Susannah Buhrman-Deever, a biologist with a Ph.D. in animal behavior, is the author of Predator and Prey. In addition to her academic work and writing, she has developed inquiry-based ecology curricula for children. Susannah Buhrman-Deever lives with her family in upstate New York.
Matthew Trueman is the illustrator of several books for children, including In the Past by David Elliott, Hippos Are Huge!by Jonathan London, and One Beetle Too Many by Kathryn Lasky. He lives in Phillipsburg, New Jersey.
Trueman paints the scene, concentrating on an otter family threatened by formidable harpoons from an abstractly rendered person in a small boat, with a sailing ship in the distance. "People do not always understand at first the changes they cause when they take too much." Sea urchins take over; a page turn reveals a barren landscape. Happily, the story ends well when hunting stops and the otters return…and with them, the kelp forests. A simple but effective look at a keystone species. —Kirkus Reviews
Seaweed, snails, shrimp, fish, eagles, and the "kings of these forests"—sea otters—make up this ecosystem's food web. Facts about each species wind through the illustrations, which portray adorable (somewhat anthropomorphized) otters in a peaceful ocean environment. But, as Buhrman-Deever warns, this wasn't always the case...The disequilibrium is portrayed dramatically in Trueman's gauzy underwater illustrations. —The Horn Book
The luminous illustrations and clear text help young readers understand the causes and effects of the otter fur trade. The book’s large type will appeal to younger readers. Facts printed in small type are suited for experienced readers...A solid purchase for all public and elementary school libraries. —School Library Journal
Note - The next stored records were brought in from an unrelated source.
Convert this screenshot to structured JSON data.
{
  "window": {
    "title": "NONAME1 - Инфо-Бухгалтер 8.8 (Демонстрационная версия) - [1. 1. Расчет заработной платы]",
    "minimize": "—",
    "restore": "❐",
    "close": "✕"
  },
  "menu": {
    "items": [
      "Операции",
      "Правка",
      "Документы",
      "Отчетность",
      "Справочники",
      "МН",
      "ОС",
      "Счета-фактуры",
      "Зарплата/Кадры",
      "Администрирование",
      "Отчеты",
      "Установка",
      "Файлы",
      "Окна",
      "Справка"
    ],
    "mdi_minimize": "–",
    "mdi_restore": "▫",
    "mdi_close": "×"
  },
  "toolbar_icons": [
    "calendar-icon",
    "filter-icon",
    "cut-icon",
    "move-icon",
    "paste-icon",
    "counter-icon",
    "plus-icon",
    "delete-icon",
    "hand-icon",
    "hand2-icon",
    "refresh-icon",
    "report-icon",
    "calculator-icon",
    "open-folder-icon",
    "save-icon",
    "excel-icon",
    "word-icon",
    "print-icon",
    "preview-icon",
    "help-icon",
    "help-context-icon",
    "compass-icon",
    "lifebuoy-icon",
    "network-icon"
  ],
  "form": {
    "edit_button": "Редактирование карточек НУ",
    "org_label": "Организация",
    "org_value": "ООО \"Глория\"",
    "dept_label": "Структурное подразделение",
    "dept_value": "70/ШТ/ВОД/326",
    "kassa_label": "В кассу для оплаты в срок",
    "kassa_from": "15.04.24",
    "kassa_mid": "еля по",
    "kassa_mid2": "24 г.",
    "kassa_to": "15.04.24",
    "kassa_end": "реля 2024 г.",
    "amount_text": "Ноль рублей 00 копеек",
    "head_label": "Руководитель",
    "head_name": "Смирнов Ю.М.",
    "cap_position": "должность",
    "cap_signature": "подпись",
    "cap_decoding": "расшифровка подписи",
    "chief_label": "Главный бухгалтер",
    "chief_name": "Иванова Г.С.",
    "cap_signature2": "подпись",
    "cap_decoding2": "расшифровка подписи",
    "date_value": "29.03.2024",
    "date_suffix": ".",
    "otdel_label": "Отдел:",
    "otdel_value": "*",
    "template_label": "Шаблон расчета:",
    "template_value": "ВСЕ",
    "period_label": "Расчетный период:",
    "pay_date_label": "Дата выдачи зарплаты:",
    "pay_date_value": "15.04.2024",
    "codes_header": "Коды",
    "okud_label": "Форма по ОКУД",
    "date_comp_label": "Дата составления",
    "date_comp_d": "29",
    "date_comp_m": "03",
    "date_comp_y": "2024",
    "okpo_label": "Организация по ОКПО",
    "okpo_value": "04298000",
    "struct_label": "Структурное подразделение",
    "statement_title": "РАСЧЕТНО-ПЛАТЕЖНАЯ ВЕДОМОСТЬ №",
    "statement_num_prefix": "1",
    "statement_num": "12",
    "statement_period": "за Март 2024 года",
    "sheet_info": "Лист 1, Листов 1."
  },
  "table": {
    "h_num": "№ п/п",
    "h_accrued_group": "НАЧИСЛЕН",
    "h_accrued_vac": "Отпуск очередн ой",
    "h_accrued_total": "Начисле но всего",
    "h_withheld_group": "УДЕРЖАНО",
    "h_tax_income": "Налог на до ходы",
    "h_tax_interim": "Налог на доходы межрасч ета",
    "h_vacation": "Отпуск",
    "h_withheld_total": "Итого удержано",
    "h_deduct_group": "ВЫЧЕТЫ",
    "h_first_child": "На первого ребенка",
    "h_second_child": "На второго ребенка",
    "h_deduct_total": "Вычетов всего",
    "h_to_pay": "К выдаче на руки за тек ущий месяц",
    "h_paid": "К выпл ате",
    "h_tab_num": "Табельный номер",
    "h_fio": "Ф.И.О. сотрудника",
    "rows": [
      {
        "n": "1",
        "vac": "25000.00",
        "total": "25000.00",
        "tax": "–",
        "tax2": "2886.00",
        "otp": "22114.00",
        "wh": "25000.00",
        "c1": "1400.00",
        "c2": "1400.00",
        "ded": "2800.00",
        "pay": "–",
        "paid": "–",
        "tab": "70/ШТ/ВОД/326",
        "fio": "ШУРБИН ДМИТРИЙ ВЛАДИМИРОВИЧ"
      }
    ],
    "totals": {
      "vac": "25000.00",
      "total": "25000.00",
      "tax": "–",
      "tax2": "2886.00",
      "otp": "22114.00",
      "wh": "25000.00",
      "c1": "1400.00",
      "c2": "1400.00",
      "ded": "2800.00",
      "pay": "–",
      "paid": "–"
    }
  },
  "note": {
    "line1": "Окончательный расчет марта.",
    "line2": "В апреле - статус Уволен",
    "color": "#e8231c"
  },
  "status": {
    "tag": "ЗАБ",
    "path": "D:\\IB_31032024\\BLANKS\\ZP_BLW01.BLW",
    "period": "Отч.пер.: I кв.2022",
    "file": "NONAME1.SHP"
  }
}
Buhrman-Deever explains how, starting in the 1700s, Russian explorers in Alaska nearly drove the otter to extinction through hunting for the international fur trade. Her vivid descriptions relate the devastating consequences on the ocean forest until a 1911 treaty protected the remaining otters. While larger text tells the story and smaller text adds important details, blue- and green-hued illustrations resembling watercolors highlight the habitat’s richness. —Booklist